Excerpted records:
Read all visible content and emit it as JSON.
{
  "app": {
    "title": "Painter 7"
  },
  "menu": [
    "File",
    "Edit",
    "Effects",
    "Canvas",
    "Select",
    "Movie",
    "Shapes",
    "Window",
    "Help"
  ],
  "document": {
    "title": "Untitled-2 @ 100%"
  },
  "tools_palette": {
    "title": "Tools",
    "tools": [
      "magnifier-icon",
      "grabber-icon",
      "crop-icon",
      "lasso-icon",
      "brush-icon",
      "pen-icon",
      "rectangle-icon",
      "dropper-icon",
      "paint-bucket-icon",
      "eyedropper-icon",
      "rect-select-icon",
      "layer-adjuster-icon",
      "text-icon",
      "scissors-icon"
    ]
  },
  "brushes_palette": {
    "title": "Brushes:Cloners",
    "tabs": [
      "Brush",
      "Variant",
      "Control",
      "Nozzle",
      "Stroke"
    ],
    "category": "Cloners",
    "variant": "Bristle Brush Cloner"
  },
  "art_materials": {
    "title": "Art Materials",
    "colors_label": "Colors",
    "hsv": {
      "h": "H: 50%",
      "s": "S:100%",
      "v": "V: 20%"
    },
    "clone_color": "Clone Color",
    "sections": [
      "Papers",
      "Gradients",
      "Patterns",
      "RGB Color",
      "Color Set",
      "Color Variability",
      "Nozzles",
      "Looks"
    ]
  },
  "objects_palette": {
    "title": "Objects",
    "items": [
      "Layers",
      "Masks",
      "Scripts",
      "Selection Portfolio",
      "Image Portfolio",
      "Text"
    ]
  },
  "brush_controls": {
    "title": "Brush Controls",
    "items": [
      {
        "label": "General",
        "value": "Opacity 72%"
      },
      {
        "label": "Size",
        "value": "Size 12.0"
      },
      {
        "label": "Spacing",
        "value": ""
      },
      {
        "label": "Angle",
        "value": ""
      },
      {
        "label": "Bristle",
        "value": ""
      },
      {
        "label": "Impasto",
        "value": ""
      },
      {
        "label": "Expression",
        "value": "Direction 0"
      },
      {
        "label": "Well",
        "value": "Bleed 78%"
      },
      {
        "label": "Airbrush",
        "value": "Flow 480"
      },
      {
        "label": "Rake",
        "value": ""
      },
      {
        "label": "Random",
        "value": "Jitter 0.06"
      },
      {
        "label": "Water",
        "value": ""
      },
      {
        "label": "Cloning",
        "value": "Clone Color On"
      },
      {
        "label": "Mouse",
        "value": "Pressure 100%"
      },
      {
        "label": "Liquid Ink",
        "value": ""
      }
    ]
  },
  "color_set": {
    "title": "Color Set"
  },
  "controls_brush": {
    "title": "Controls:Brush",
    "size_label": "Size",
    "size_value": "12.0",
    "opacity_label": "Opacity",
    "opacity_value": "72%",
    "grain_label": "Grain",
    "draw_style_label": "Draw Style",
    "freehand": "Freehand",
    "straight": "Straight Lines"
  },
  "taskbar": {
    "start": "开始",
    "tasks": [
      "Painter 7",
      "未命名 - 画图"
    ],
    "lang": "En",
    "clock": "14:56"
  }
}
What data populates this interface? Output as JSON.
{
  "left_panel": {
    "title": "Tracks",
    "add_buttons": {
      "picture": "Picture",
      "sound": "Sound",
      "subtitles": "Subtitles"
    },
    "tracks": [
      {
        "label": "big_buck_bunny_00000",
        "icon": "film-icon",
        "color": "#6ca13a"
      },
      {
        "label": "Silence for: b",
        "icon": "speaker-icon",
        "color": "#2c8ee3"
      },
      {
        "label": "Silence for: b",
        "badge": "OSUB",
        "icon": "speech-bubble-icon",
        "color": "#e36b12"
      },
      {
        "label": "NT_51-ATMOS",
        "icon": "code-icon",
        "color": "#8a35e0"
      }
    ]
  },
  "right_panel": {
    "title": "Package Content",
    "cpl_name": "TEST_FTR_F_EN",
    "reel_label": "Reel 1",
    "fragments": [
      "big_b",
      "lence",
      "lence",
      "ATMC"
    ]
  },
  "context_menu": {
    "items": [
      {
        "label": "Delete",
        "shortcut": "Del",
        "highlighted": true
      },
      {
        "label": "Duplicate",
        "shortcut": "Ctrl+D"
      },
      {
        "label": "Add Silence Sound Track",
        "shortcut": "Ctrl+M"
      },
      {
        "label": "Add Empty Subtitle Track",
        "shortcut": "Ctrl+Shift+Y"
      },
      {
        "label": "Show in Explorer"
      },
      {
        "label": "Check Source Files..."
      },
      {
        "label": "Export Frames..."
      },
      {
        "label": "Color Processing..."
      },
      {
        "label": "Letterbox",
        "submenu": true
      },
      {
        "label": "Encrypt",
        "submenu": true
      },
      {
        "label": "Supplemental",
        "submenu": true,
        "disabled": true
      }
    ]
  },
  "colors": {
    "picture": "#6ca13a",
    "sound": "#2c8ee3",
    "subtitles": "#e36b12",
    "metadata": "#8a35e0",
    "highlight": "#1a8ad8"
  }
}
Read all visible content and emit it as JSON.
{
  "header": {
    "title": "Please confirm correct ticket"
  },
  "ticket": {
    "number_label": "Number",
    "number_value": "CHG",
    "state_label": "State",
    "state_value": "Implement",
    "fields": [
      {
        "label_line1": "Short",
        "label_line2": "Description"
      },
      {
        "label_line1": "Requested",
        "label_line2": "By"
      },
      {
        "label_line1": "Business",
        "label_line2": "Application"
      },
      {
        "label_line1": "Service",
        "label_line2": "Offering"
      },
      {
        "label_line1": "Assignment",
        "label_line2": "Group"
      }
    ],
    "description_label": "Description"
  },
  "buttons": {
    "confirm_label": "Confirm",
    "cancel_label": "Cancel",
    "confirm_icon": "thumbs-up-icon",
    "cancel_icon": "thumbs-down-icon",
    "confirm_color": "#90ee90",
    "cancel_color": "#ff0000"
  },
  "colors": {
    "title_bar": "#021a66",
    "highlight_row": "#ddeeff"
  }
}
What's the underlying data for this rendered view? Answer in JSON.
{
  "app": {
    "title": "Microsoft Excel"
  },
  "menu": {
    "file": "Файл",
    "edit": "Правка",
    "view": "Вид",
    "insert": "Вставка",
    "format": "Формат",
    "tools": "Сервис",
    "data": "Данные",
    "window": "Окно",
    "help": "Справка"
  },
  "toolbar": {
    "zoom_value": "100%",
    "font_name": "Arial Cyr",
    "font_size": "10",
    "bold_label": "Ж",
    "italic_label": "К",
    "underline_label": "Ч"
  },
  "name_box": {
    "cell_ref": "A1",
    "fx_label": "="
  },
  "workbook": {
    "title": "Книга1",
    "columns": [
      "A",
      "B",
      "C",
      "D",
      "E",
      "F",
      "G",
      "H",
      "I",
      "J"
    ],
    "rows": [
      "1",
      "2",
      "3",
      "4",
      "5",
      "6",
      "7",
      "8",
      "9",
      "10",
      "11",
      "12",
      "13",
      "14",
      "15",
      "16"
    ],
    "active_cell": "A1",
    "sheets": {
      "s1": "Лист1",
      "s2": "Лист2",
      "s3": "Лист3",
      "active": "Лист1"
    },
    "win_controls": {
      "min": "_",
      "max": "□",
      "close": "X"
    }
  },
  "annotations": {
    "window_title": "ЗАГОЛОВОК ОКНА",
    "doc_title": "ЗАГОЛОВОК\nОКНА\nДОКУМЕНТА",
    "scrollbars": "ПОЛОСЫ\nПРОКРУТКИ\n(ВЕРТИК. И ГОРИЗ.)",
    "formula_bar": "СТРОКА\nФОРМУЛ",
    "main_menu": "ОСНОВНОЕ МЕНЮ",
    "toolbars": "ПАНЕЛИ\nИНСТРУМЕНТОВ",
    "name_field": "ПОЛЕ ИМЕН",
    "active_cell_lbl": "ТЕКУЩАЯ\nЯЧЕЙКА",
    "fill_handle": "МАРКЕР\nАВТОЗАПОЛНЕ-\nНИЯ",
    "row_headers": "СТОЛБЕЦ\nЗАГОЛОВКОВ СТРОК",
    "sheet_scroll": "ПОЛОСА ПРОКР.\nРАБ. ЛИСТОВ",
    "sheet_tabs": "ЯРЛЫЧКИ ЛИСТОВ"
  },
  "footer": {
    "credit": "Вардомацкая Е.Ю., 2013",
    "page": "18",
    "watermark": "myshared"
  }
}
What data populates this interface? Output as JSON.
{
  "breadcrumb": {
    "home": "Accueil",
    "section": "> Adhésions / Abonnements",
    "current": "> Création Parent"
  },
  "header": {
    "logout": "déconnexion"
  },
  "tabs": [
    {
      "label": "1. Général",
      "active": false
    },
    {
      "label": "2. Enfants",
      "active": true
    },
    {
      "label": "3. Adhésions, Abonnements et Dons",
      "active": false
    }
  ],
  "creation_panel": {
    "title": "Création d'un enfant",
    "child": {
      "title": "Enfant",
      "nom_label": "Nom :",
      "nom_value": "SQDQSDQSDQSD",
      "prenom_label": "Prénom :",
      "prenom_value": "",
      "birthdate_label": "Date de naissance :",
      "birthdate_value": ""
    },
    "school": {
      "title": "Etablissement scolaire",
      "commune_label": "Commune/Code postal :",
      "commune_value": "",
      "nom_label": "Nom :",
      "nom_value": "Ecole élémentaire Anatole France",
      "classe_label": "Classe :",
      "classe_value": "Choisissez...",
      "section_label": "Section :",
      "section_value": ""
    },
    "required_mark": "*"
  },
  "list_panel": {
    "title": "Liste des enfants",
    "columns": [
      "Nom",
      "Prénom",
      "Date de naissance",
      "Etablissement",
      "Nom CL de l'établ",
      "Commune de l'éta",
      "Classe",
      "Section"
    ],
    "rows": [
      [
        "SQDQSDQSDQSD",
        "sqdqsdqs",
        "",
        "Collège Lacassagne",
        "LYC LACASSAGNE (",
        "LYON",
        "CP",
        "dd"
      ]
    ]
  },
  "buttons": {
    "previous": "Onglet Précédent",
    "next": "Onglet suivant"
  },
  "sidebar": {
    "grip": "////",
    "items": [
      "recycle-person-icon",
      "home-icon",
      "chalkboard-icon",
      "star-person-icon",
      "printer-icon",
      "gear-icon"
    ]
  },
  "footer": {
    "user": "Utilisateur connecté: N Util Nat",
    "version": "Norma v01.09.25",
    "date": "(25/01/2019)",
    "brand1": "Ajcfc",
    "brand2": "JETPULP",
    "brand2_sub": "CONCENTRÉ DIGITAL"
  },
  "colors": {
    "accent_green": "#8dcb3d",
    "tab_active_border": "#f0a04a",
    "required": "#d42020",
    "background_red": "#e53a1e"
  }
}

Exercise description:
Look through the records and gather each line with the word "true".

Reply to the exercise:
        "highlighted": true
        "submenu": true
        "submenu": true
        "submenu": true,
        "disabled": true
      "active": true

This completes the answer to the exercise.